Edith Espinal spends her days praying, reading and, when feeling brave, taking short accompanied walks outside the Mennonite church in Columbus, Ohio, where she has been living for 21 months.
Church leaders have been protecting Espinal, who crossed illegally into the United States more than two decades ago, while she fights a deportation order.
But earlier this week, the church secretary handed Espinal a letter from Immigration and Customs Enforcement that said she had “willfully” refused to leave the country, had “connived or conspired” to prevent her deportation, and would owe the government nearly half a million dollars.
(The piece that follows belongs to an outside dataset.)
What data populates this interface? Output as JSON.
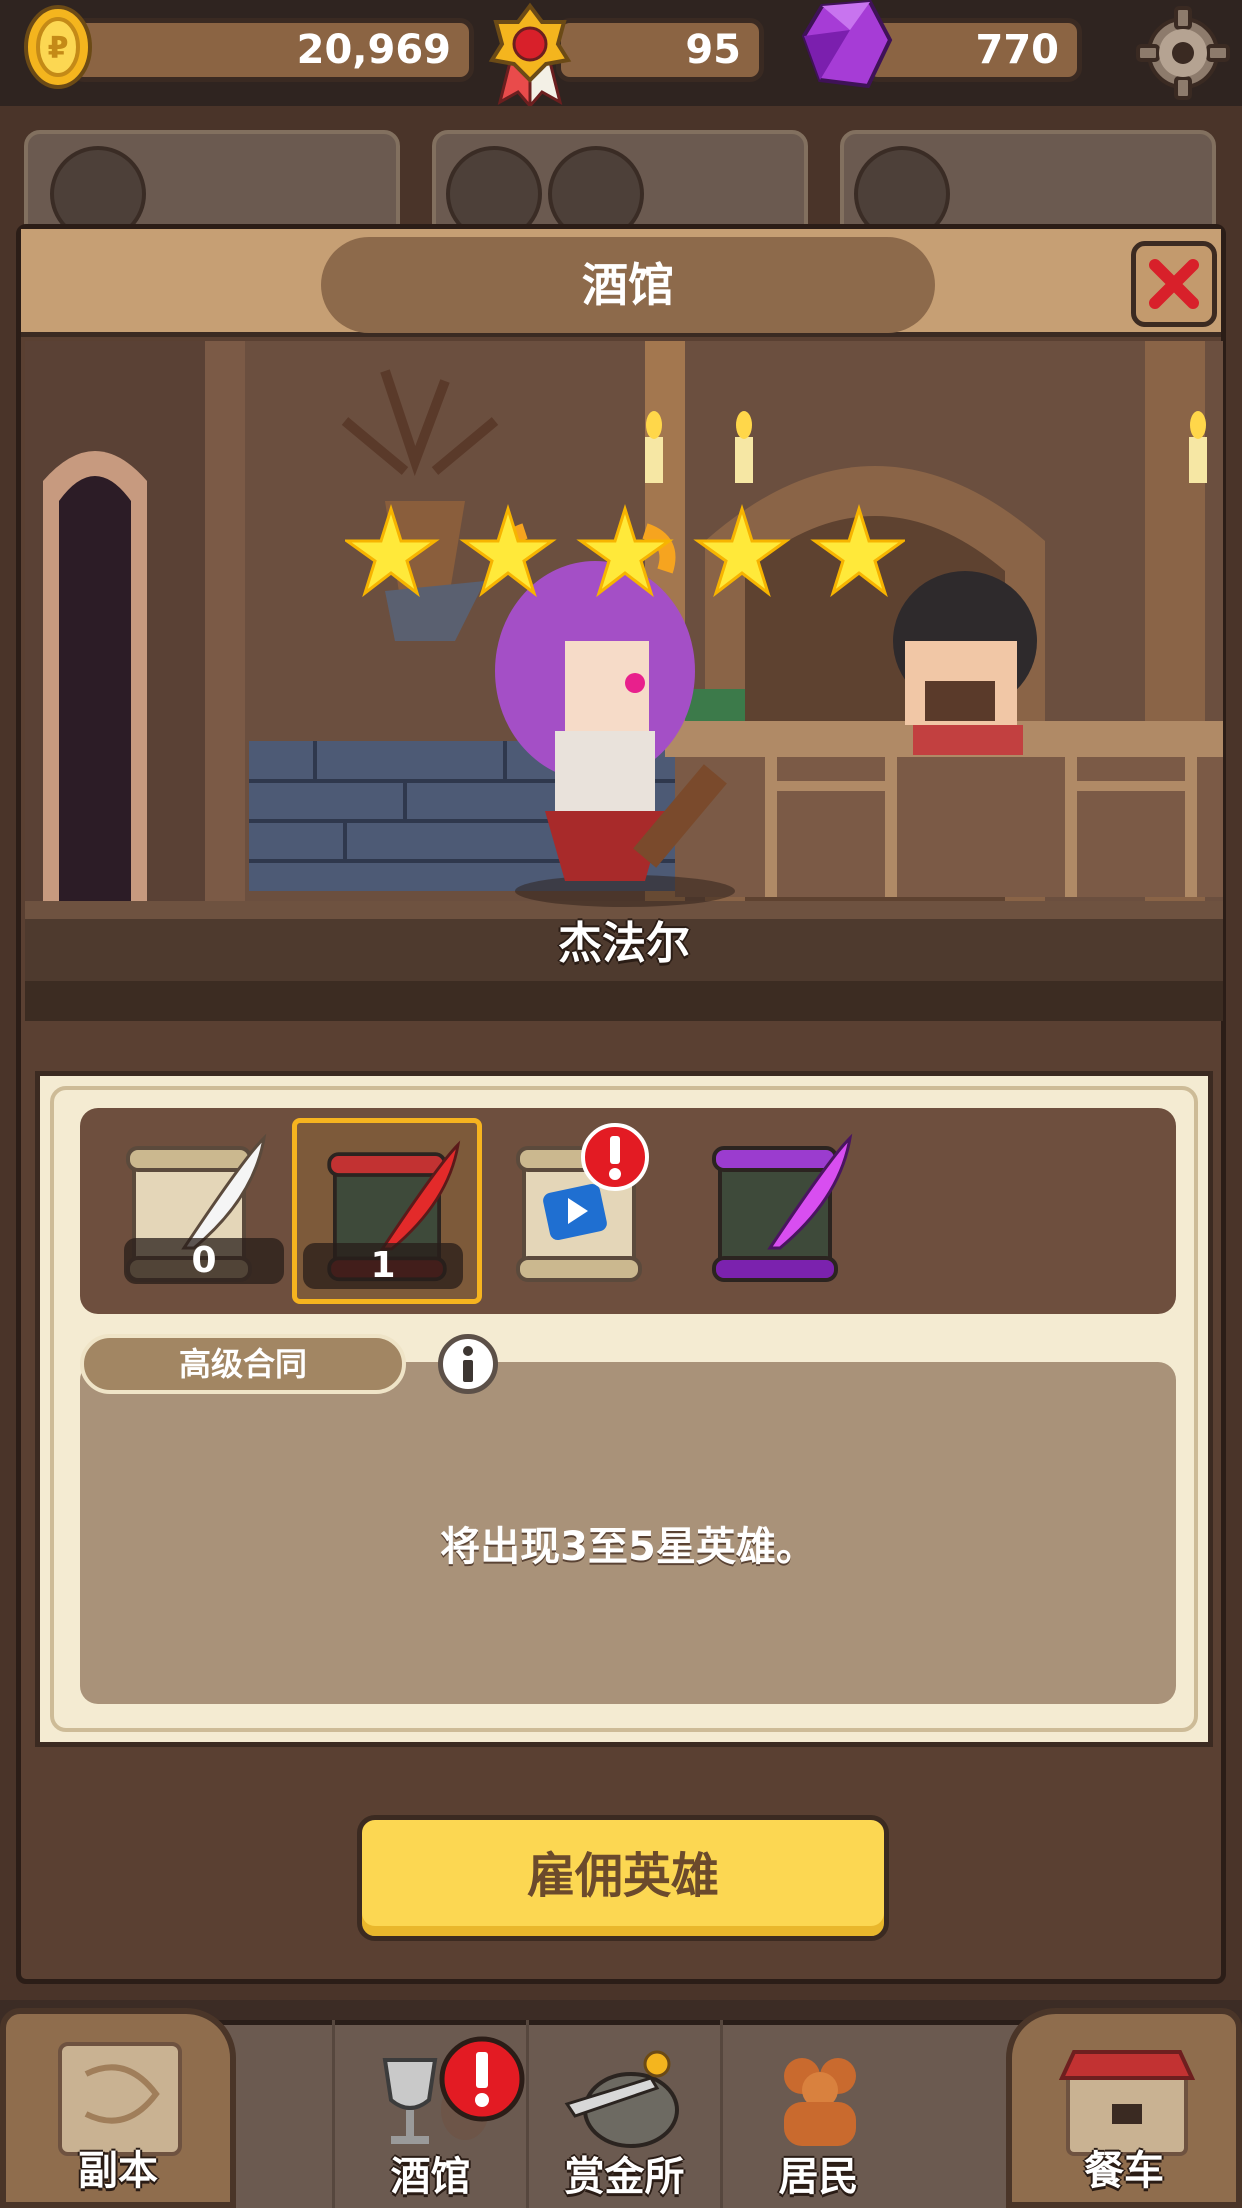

“We don’t have this amount of money,” Espinal, 42, said Wednesday of the $497,777 bill. “I never imagined they’d send it to us.”
Espinal was among several unauthorised immigrants living in houses of worship who this week received similar notices, the latest measure taken by the Trump administration in its crackdown on illegal immigration.
Citing the Immigration and Nationality Act, ICE officials said the agency has the right to impose civil fines, up to $799 a day, on immigrants who have been ordered removed, or who have failed to leave the country.
“ICE is committed to using various enforcement methods — including arrest; detention; technological monitoring; and financial penalties — to enforce U.S. immigration law and maintain the integrity of legal orders issued by judges,” said Carol Danko, an agency spokeswoman.
This week’s batch of letters caught pastors and immigration activists by surprise, as houses of worship, like hospitals and schools, have generally been excluded from raids.
The immigrants have 30 days to respond to the ICE letters. Lawyers and activists in about seven states said they were scrambling to collaborate on a coordinated response and were working to confirm how many other migrants living in houses of worship had received notices.
Across the country, more than 40 immigrants are living in houses of worship, according to Church World Service, an organization that tracks the cases.
By Elizabeth Diaz © 2019 The New York Times